Some background:

In the 1960s the Left faced political and social crises in an era of full employment and economic growth. Departing from official Communism, which had largely supported the development of the welfare state in industrialized capitalist countries, many on the Left challenged the existing political order, of Keynesian-Fordism, through community organising on the principle of expanding individual and collective freedom from the state. Against Keynesian economic demands, many of these Leftists supported the Rights efforts, to integrate formerly oppressed identity groups into the corporate professional-managerial class. Since the 1970s, the significance of the fact that all these aims were taken up, politically, by the Right, in the name of ‘freedom’, in the form of neo-liberalism is still ambiguous today.

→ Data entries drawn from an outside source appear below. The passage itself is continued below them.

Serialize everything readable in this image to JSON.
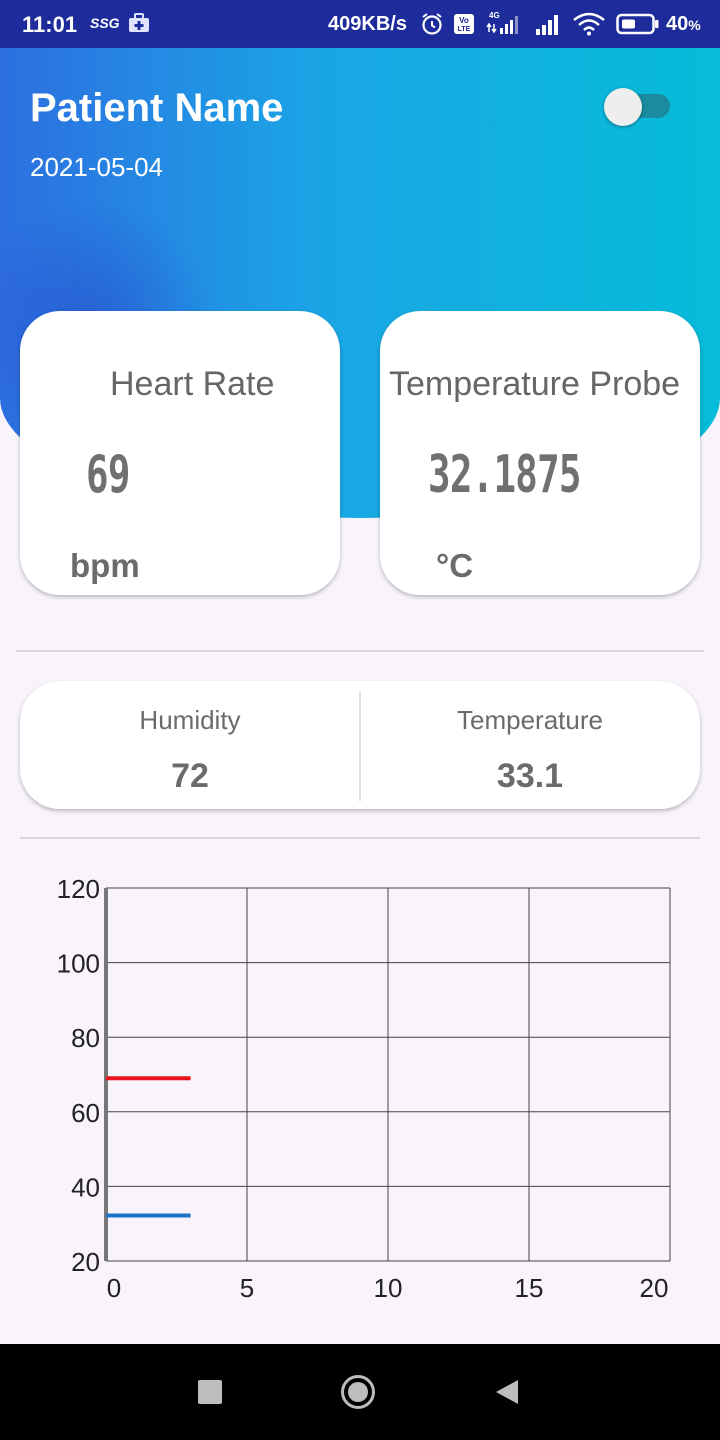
{
  "status_bar": {
    "time": "11:01",
    "carrier_tag": "SSG",
    "net_speed": "409KB/s",
    "battery": "40",
    "battery_unit": "%"
  },
  "header": {
    "patient_name": "Patient Name",
    "date": "2021-05-04",
    "toggle_on": true
  },
  "cards": {
    "heart_rate": {
      "title": "Heart Rate",
      "value": "69",
      "unit": "bpm"
    },
    "temperature_probe": {
      "title": "Temperature Probe",
      "value": "32.1875",
      "unit": "°C"
    }
  },
  "environment": {
    "humidity_label": "Humidity",
    "humidity_value": "72",
    "temperature_label": "Temperature",
    "temperature_value": "33.1"
  },
  "chart_data": {
    "type": "line",
    "xlim": [
      0,
      20
    ],
    "ylim": [
      20,
      120
    ],
    "x_ticks": [
      "0",
      "5",
      "10",
      "15",
      "20"
    ],
    "y_ticks": [
      "20",
      "40",
      "60",
      "80",
      "100",
      "120"
    ],
    "grid": true,
    "series": [
      {
        "color": "#e8141e",
        "x": [
          0,
          3
        ],
        "y": [
          69,
          69
        ]
      },
      {
        "color": "#1a73c6",
        "x": [
          0,
          3
        ],
        "y": [
          32.1875,
          32.1875
        ]
      }
    ]
  },
  "colors": {
    "status_bar": "#1e2b9a",
    "header_gradient_start": "#2d6fe0",
    "header_gradient_end": "#06bcd8",
    "page_background": "#f9f4fc"
  },
  "nav": {
    "recent_icon": "square-icon",
    "home_icon": "circle-icon",
    "back_icon": "triangle-back-icon"
  }
}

Some on the Left have understood this phase of ‘neo-liberalism’ to be continuous with the post-war Fordist state, for example in Ernest Mandel’s conception of “late capitalism” and David Harvey’s idea of “post-Fordism”. The movement of labor and capital was still administered by the Fordist state. Distinctively, others on the Left have opposed neo-liberalism for over a generation through a defence of the post-war welfare state, through appeals to anti-austerity and anti-globalisation.

How does this distinction within the Left between the defense of the welfare state and the defense of individual freedom affect the Left’s response to the crisis of neo-liberalism? Why has the Left recently supported attempts to politically manage the economic crisis post-2008, against attempts at political change? How can the Left struggle for political power, with the aim of overcoming capitalism and achieving socialism, when the political expression of the crisis of neo-liberalism has largely come from the Right, and Trump won the election in November?